Mom was a good looking woman, proud of her appearance and extremely figure conscious. She kept her weight down by going on a diet of Carters Little Liver Pills and Epsom Salts. Weird or what?
She loved men, and I don’t use that word loosely. During the war she worked as a bus conductress and rumour had it that before she started her duty she could be found in the garage on the upper deck of a bus with some man or other. She was later known as the local nymphomaniac who performed with any man, anywhere, any time. At home Dad moved into the spare bedroom; I later learned from his sisters that he had been advised to do so by his doctor who said Mom’s sexual desires would kill him sooner or later. In fact, Dad died of heart failure (yesterday was the anniversary of his death) when he was a mere 54 years of age so perhaps the doctor was right.
To gain attention Mom repeatedly overdosed on painkillers or whatever tablets were available. Each time she was whipped into hospital to have her stomach pumped. I was present during one of those pumping operations and I can assure you that it’s not a pretty sight. I fail to understand how anyone would want to go through that more than once.
Mom was a nurse and she knew how much poison to take without killing herself. She was crafty too. She would take an overdose, then ring someone to say what she’d done. That way the ambulance would get to her quickly. I’ve known her overdose during one of her famous house parties simply because someone didn’t play a particular record she wanted. I guess it was designed to make folk feel guilty but don’t you think overdosing was taking it a bit too far?
In the end it reached the point when Dad would say ‘Oh no, not again’ followed by ‘Let’s hope she’s done it this time.’ Even after he died she continued to overdose until eventually the hospital threatened that if it happened one more time she would be admitted for mental treatment. That threat was enough to send Mom scurrying overseas.
After Dad’s funeral my aunt and I fixed her up with a week’s coach tour of Devon and Cornwall primarily to keep her occupied and in company. A selection of world tour passengers happened to be on the same coach and that was how she met my future stepfather. Within no time she upped sticks and went to Australia to be with him. Although I was sorry for him I was relieved to see her go.
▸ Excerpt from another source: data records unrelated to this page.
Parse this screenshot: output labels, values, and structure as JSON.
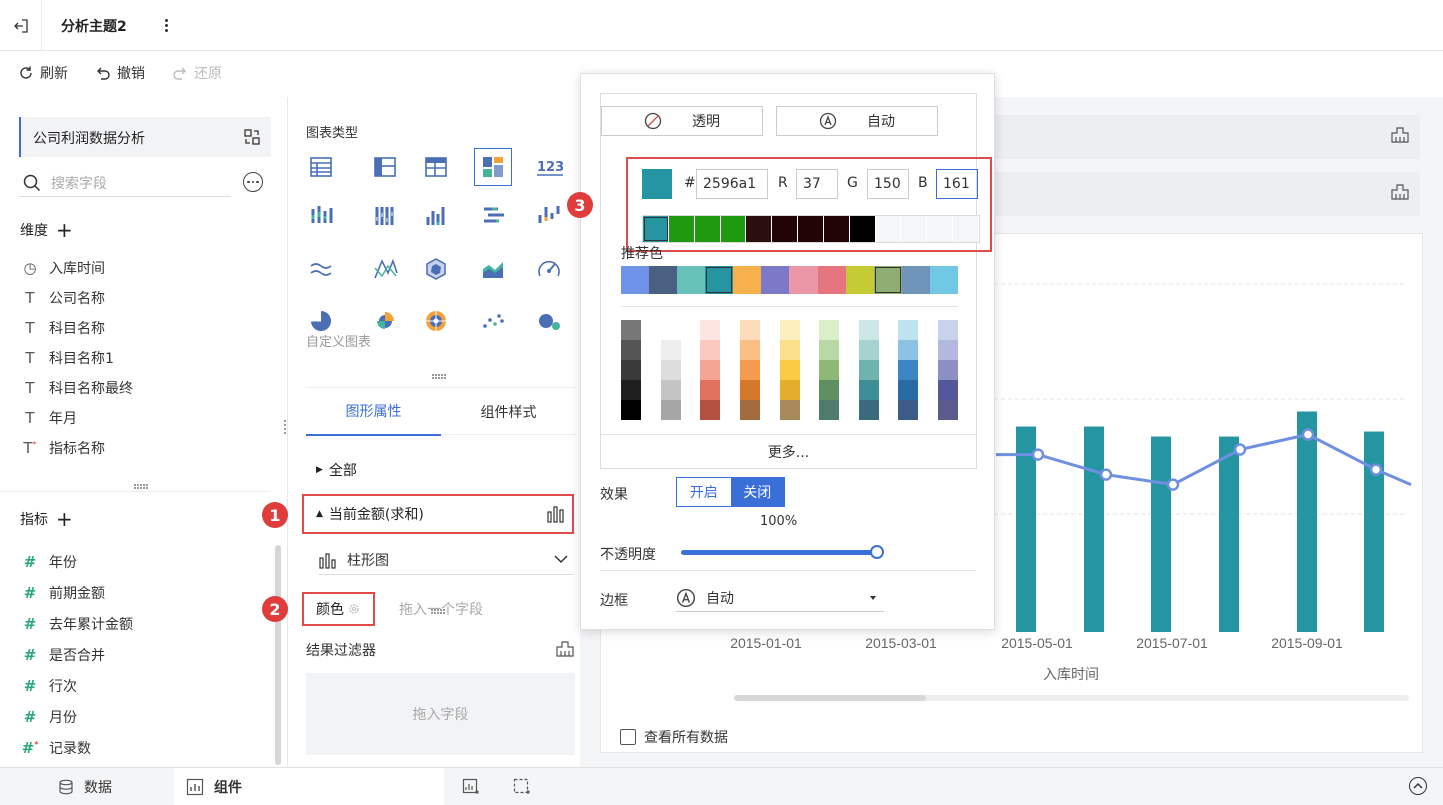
{
  "header": {
    "title": "分析主题2",
    "back_icon": "exit-icon",
    "more_icon": "more-vertical-icon"
  },
  "toolbar": {
    "refresh": "刷新",
    "undo": "撤销",
    "redo": "还原"
  },
  "left": {
    "dataset": "公司利润数据分析",
    "search_placeholder": "搜索字段",
    "dimension_title": "维度",
    "dimensions": [
      {
        "label": "入库时间",
        "type": "date"
      },
      {
        "label": "公司名称",
        "type": "text"
      },
      {
        "label": "科目名称",
        "type": "text"
      },
      {
        "label": "科目名称1",
        "type": "text"
      },
      {
        "label": "科目名称最终",
        "type": "text"
      },
      {
        "label": "年月",
        "type": "text"
      },
      {
        "label": "指标名称",
        "type": "text-calc"
      }
    ],
    "measure_title": "指标",
    "measures": [
      {
        "label": "年份",
        "type": "num"
      },
      {
        "label": "前期金额",
        "type": "num"
      },
      {
        "label": "去年累计金额",
        "type": "num"
      },
      {
        "label": "是否合并",
        "type": "num"
      },
      {
        "label": "行次",
        "type": "num"
      },
      {
        "label": "月份",
        "type": "num"
      },
      {
        "label": "记录数",
        "type": "num-calc"
      }
    ]
  },
  "middle": {
    "chart_type_label": "图表类型",
    "custom_chart": "自定义图表",
    "tabs": [
      "图形属性",
      "组件样式"
    ],
    "all": "全部",
    "measure_field": "当前金额(求和)",
    "chart_kind": "柱形图",
    "color_label": "颜色",
    "color_drop": "拖入一个字段",
    "filter_label": "结果过滤器",
    "filter_drop": "拖入字段",
    "badges": [
      "1",
      "2",
      "3"
    ]
  },
  "popover": {
    "transparent": "透明",
    "auto": "自动",
    "hex_prefix": "#",
    "hex": "2596a1",
    "r_label": "R",
    "r": "37",
    "g_label": "G",
    "g": "150",
    "b_label": "B",
    "b": "161",
    "current_color": "#2596a1",
    "recent_colors": [
      "#2596a1",
      "#1f9a10",
      "#1f9a10",
      "#1f9a10",
      "#2a0f0f",
      "#220404",
      "#220404",
      "#220404",
      "#000000",
      "#f4f6f9",
      "#f4f6f9",
      "#f4f6f9",
      "#f4f6f9"
    ],
    "recommended_label": "推荐色",
    "recommended": [
      "#6f93e8",
      "#4a5f82",
      "#66c2b9",
      "#2596a1",
      "#f7b14c",
      "#7c79c8",
      "#ec97a7",
      "#e5757e",
      "#c4cb34",
      "#8fae73",
      "#6e95b9",
      "#70c8e4"
    ],
    "gradients": [
      [
        "#777777",
        "#555555",
        "#3a3a3a",
        "#1f1f1f",
        "#000000"
      ],
      [
        "#ffffff",
        "#eeeeee",
        "#dddddd",
        "#c4c4c4",
        "#a6a6a6"
      ],
      [
        "#fde6e1",
        "#fbc9bf",
        "#f5a594",
        "#e0725d",
        "#b4503f"
      ],
      [
        "#fddcbb",
        "#fbbf85",
        "#f39b4e",
        "#d6782b",
        "#a46b3f"
      ],
      [
        "#fdf0bf",
        "#fde08c",
        "#fccb46",
        "#e4ad2b",
        "#a8895a"
      ],
      [
        "#d9efc9",
        "#b8d8a6",
        "#8fb877",
        "#5e8f63",
        "#4e7b6c"
      ],
      [
        "#cde7e6",
        "#a6d2d0",
        "#6fb2ae",
        "#3d8f95",
        "#3a6b7d"
      ],
      [
        "#bfe2ef",
        "#8cc2e3",
        "#3c86c4",
        "#2a6aa5",
        "#3c5b86"
      ],
      [
        "#c8d2ea",
        "#b4b8de",
        "#8d8fc2",
        "#54589a",
        "#5b5a8c"
      ]
    ],
    "more": "更多...",
    "effect_label": "效果",
    "effect_on": "开启",
    "effect_off": "关闭",
    "opacity_value": "100%",
    "opacity_label": "不透明度",
    "opacity_fraction": 1.0,
    "border_label": "边框",
    "border_value": "自动"
  },
  "chart_data": {
    "type": "bar",
    "xlabel": "入库时间",
    "x_ticks": [
      "2015-01-01",
      "2015-03-01",
      "2015-05-01",
      "2015-07-01",
      "2015-09-01"
    ],
    "bar_color": "#2596a1",
    "line_color": "#6f8fe0",
    "visible_bar_heights": [
      0.82,
      0.82,
      0.78,
      0.78,
      0.88,
      0.8
    ],
    "visible_line_points": [
      0.78,
      0.78,
      0.7,
      0.66,
      0.8,
      0.86,
      0.72
    ],
    "view_all": "查看所有数据"
  },
  "bottom": {
    "data_tab": "数据",
    "component_tab": "组件"
  }
}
She and Adrian married but I never met him; in those days one didn’t just pop across the waters at the drop of a hat. They moved into a lovely bungalow by the sea and for a while I believe they were happy but after a couple of years I received letters from him begging me to do something about my Mom. Like what? I can only imagine she was wearing him out!
She did come back to this country a few times, once after Adrian died (did she or did she not kill him off) and a couple of times because she wanted to see my son, her grandson. Sadly, I couldn’t establish any kind of relationship and saw no future for us.
On her last visit I knew she was ill. She had an over active thyroid and kidney problems. She swelled up like a balloon just before she sailed back to Australia and I often wonder if she went back to die.
She had no home and no friends. Where once she had a splendid home, she now lodged in an Australian man’s house and died whilst there of acute renal failure. There were two people at her funeral, her landlord and her solicitor.
And that is the abbreviated story of my Mom. You may think it’s distasteful to write about her in this way but life history is not and never can be fictional. Besides, it’s about time I aired the past instead of keeping it bottled up in my mind.